Get to know the ladies of Brooklyn’s Sharkmuffin, Natalie Kirch and Tarra Thiessen, in the best way we know how—through their record collections.
The Rolling Stones – Get Yer Ya-Ya’s Out! | “My parents are huge Stones fans and they played this live album constantly in the car when I was growing up. It was one of my first influences in a couple of ways. It was the first series of recordings to make me curious about, or even grasp the concept of, seeing a band play live. As a four-year-old, “Jumping Jack Flash” was my favorite song. I was in love with the outro in particular; that was the first time I became enamored by a non-lyrical element of a song.”
Nirvana – Incesticide | “Yes, I am a giant Cobain fan. No, I’m not ashamed to say it. As I would assume most grunge fans are, I am attracted to really stripped down, raw sounds. Cobain’s vocals have a jagged fragility about them that I find very appealing. Besides, there is something super sexy about power chords.
This specific album also has an unfinished, sloppy charm to it. It’s too bizarre not to like, too simple not to relate too, and too short to lose your attention.”
The Crystals – He’s a Rebel | “This is one of the sweetest and perverted albums of all time. These three ladies have the sugar and spice act down pat. Their voices are all forceful but have a really nurturing, ethereal quality to them. “He Hit Me” is especially brilliant and disturbing. There’s nothing more inspiring than female vocalists who can assert themselves and still maintain a distinct femininity while doing it.”
The Replacements – Tim | “Honestly, I like every Replacements song I have ever heard. So really, I could choose any number of their albums. They’re rough, they’re gentle. They’re hard to pinpoint or categorize, but also super poppy and catchy.

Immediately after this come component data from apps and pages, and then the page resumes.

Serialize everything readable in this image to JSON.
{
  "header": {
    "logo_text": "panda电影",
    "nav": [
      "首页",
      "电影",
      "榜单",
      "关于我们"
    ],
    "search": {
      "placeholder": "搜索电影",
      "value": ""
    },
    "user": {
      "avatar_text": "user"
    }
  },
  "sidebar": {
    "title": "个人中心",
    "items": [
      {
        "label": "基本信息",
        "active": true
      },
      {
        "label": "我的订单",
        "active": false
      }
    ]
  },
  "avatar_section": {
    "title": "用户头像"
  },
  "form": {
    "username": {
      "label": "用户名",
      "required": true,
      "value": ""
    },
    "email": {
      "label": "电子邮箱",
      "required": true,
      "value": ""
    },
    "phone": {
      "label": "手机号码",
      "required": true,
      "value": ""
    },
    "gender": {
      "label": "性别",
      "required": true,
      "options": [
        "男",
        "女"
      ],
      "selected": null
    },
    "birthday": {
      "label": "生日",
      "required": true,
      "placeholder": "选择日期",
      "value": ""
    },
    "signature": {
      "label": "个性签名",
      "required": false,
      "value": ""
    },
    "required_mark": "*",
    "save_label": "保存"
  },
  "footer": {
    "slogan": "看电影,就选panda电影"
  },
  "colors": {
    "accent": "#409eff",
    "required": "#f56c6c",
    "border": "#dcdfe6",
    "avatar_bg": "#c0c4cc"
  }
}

Most of their songs make me want to creep out and dance around and weep simultaneously. The Replacements are also excellent driving material. If I could listen to one band for an entire ten-hour stretch, it would probably be them.”
—Natalie Kirch, bass/vocals

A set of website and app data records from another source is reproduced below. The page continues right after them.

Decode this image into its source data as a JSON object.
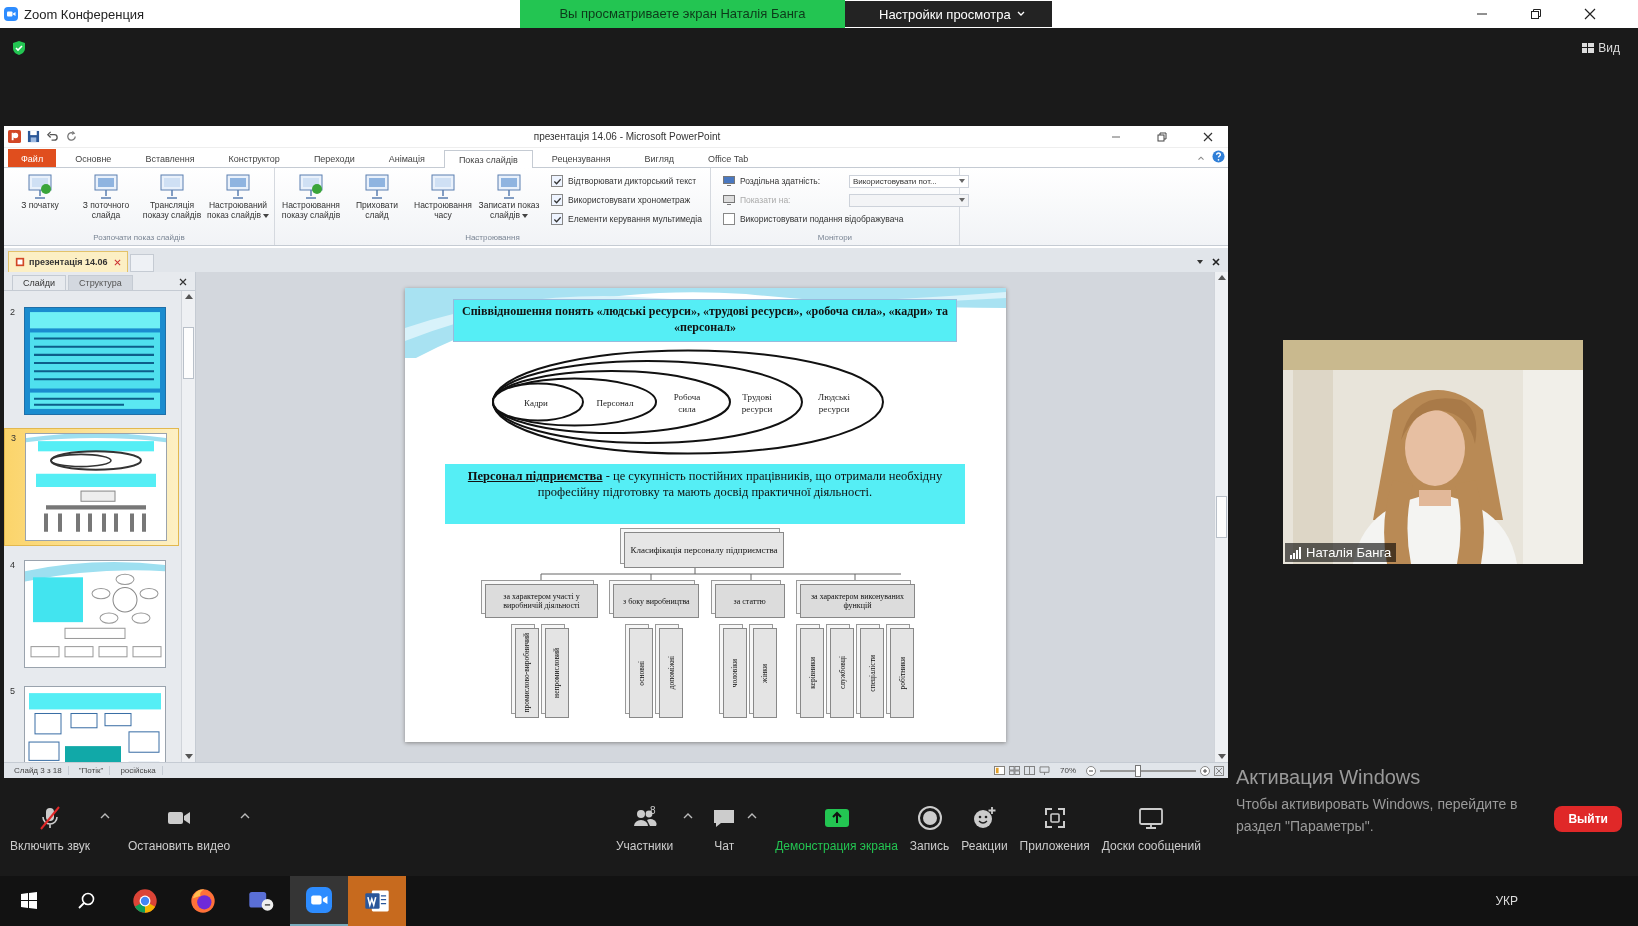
{
  "zoom_window": {
    "title": "Zoom Конференция",
    "share_banner": "Вы просматриваете экран Наталія Банга",
    "view_options": "Настройки просмотра",
    "view_button": "Вид"
  },
  "powerpoint": {
    "title": "презентація 14.06 - Microsoft PowerPoint",
    "tabs": [
      {
        "label": "Файл",
        "kind": "file",
        "selected": false
      },
      {
        "label": "Основне",
        "kind": "tab",
        "selected": false
      },
      {
        "label": "Вставлення",
        "kind": "tab",
        "selected": false
      },
      {
        "label": "Конструктор",
        "kind": "tab",
        "selected": false
      },
      {
        "label": "Переходи",
        "kind": "tab",
        "selected": false
      },
      {
        "label": "Анімація",
        "kind": "tab",
        "selected": false
      },
      {
        "label": "Показ слайдів",
        "kind": "tab",
        "selected": true
      },
      {
        "label": "Рецензування",
        "kind": "tab",
        "selected": false
      },
      {
        "label": "Вигляд",
        "kind": "tab",
        "selected": false
      },
      {
        "label": "Office Tab",
        "kind": "tab",
        "selected": false
      }
    ],
    "ribbon_groups": [
      {
        "label": "Розпочати показ слайдів",
        "buttons": [
          {
            "label": "З початку",
            "menu": false
          },
          {
            "label": "З поточного слайда",
            "menu": false
          },
          {
            "label": "Трансляція показу слайдів",
            "menu": false
          },
          {
            "label": "Настроюваний показ слайдів",
            "menu": true
          }
        ]
      },
      {
        "label": "Настроювання",
        "buttons": [
          {
            "label": "Настроювання показу слайдів",
            "menu": false
          },
          {
            "label": "Приховати слайд",
            "menu": false
          },
          {
            "label": "Настроювання часу",
            "menu": false
          },
          {
            "label": "Записати показ слайдів",
            "menu": true
          }
        ],
        "options": [
          {
            "kind": "checkbox",
            "label": "Відтворювати дикторський текст",
            "checked": true
          },
          {
            "kind": "checkbox",
            "label": "Використовувати хронометраж",
            "checked": true
          },
          {
            "kind": "checkbox",
            "label": "Елементи керування мультимедіа",
            "checked": true
          }
        ]
      },
      {
        "label": "Монітори",
        "options": [
          {
            "kind": "dropdown",
            "label": "Роздільна здатність:",
            "value": "Використовувати пот...",
            "disabled": false
          },
          {
            "kind": "dropdown",
            "label": "Показати на:",
            "disabled": true
          },
          {
            "kind": "checkbox",
            "label": "Використовувати подання відображувача",
            "checked": false
          }
        ]
      }
    ],
    "doc_tab": "презентація 14.06",
    "pane_tabs": [
      {
        "label": "Слайди",
        "selected": true
      },
      {
        "label": "Структура",
        "selected": false
      }
    ],
    "thumbnails": [
      {
        "number": "2",
        "kind": "text",
        "selected": false
      },
      {
        "number": "3",
        "kind": "ellipses",
        "selected": true
      },
      {
        "number": "4",
        "kind": "cycle",
        "selected": false
      },
      {
        "number": "5",
        "kind": "flow",
        "selected": false
      }
    ],
    "slide": {
      "title": "Співвідношення понять «людські ресурси», «трудові ресурси», «робоча сила», «кадри» та «персонал»",
      "ellipses": [
        "Кадри",
        "Персонал",
        "Робоча сила",
        "Трудові ресурси",
        "Людські ресурси"
      ],
      "definition": "**Персонал підприємства** - це сукупність постійних працівників, що отримали необхідну професійну підготовку та мають досвід практичної діяльності.",
      "chart_root": "Класифікація персоналу підприємства",
      "categories": [
        {
          "label": "за характером участі у виробничій діяльності",
          "children": [
            "промислово-виробничий",
            "непромисловий"
          ]
        },
        {
          "label": "з боку виробництва",
          "children": [
            "основні",
            "допоміжні"
          ]
        },
        {
          "label": "за статтю",
          "children": [
            "чоловіки",
            "жінки"
          ]
        },
        {
          "label": "за характером виконуваних функцій",
          "children": [
            "керівники",
            "службовці",
            "спеціалісти",
            "робітники"
          ]
        }
      ]
    },
    "status_bar": {
      "slide": "Слайд 3 з 18",
      "theme": "\"Потік\"",
      "language": "російська",
      "zoom": "70%",
      "zoom_slider": {
        "level": 0.4
      }
    }
  },
  "video": {
    "name": "Наталія Банга"
  },
  "zoom_toolbar": [
    {
      "kind": "mic",
      "label": "Включить звук",
      "muted": true,
      "menu": true
    },
    {
      "kind": "video",
      "label": "Остановить видео",
      "menu": true
    },
    {
      "kind": "participants",
      "label": "Участники",
      "count": "8",
      "menu": true
    },
    {
      "kind": "chat",
      "label": "Чат",
      "menu": true
    },
    {
      "kind": "share",
      "label": "Демонстрация экрана",
      "menu": false
    },
    {
      "kind": "record",
      "label": "Запись",
      "menu": false
    },
    {
      "kind": "reactions",
      "label": "Реакции",
      "menu": false
    },
    {
      "kind": "apps",
      "label": "Приложения",
      "menu": false
    },
    {
      "kind": "whiteboards",
      "label": "Доски сообщений",
      "menu": false
    }
  ],
  "leave_button": "Выйти",
  "activation": {
    "title": "Активация Windows",
    "text": "Чтобы активировать Windows, перейдите в раздел \"Параметры\"."
  },
  "taskbar": {
    "apps": [
      {
        "kind": "start",
        "selected": false,
        "highlighted": false
      },
      {
        "kind": "search",
        "selected": false,
        "highlighted": false
      },
      {
        "kind": "chrome",
        "selected": false,
        "highlighted": false
      },
      {
        "kind": "firefox",
        "selected": false,
        "highlighted": false
      },
      {
        "kind": "teams",
        "selected": false,
        "highlighted": false
      },
      {
        "kind": "zoom",
        "selected": true,
        "highlighted": false
      },
      {
        "kind": "word",
        "selected": false,
        "highlighted": true
      }
    ],
    "language": "УКР"
  }
}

The White Stripes – White Blood Cells | “The White Stripes are the reason why I picked up a guitar. The first time I ever heard them was during the 2002 VMAs, when they won a few awards for the “Fell in Love with a Girl” video. That was really it for me, mainly because it seemed so simple and easy—all you need is a guitar and drums and there you have the coolest shit ever. They were super pale, dark-haired, and awkward just like me, so my tween self found this identity in them that has stayed with me until today. I also had a major 12-year-old girl crush on Jack White.”
Pink Floyd – Piper at The Gates of Dawn | “When I was 14 I lived in a small town close to the beach in NJ and I had a boyfriend who I would ride my bike all over town with. He was a huge metalhead and we both played guitar so we were really competitive and would challenge each other to learn Slayer and Black Sabbath solos. That got lame fast so when we started getting fed up with each other over it, we decided to make mixtapes for each other instead.
One of them had the song “Bike” by Pink Floyd on it. I became so obsessed with Pink Floyd’s Piper at The Gates of Dawn after I heard that track. The bizarre quirkiness in their lyrical hooks and the building psyched-out jams really influenced my taste in the garage rock that I’ve listened to since then. Like, I don’t think I’d be so obsessed with Ty Segall and Thee Oh Sees now if it wasn’t for that record. Later I got into Dark Side of the Moon and Wish You Were Here, but Sid Barret’s Pink Floyd is definitely the best.”
The Velvet Underground & Nico – (s/t) | “The Velvet Underground & Nico record was one of the reasons why I wanted to move to New York City so badly as a teenager. The Velvet Underground’s New York was the New York I wanted to live in. Then when I moved here, for 3 years I listened to the B-side of that record religiously ever morning while eating breakfast.
“Heroin” is my all-time favorite song. You can zone out on a different drone in it every time and notice things you may have never heard before. Also the “self-hating New Yorker who couldn’t live anywhere else” for me isn’t more perfectly described than in the lyrics “I wish that I’d sailed the darkened seas/On a great big clipper ship/Going from this land here to that/In a sailor’s suit and cap/Away from the big city/Where a man can not be free/Of all the evils of this town/And of himself and those around/Oh and I guess I just don’t know/Oh and I guess I just don’t know…'”
—Tarra Thiessen, lead singer/guitar
Sharkmuffin’s debut 7″ “The Lake” b/w “Big,” and the “She-Gods of Champagne Valley” EP are both available now.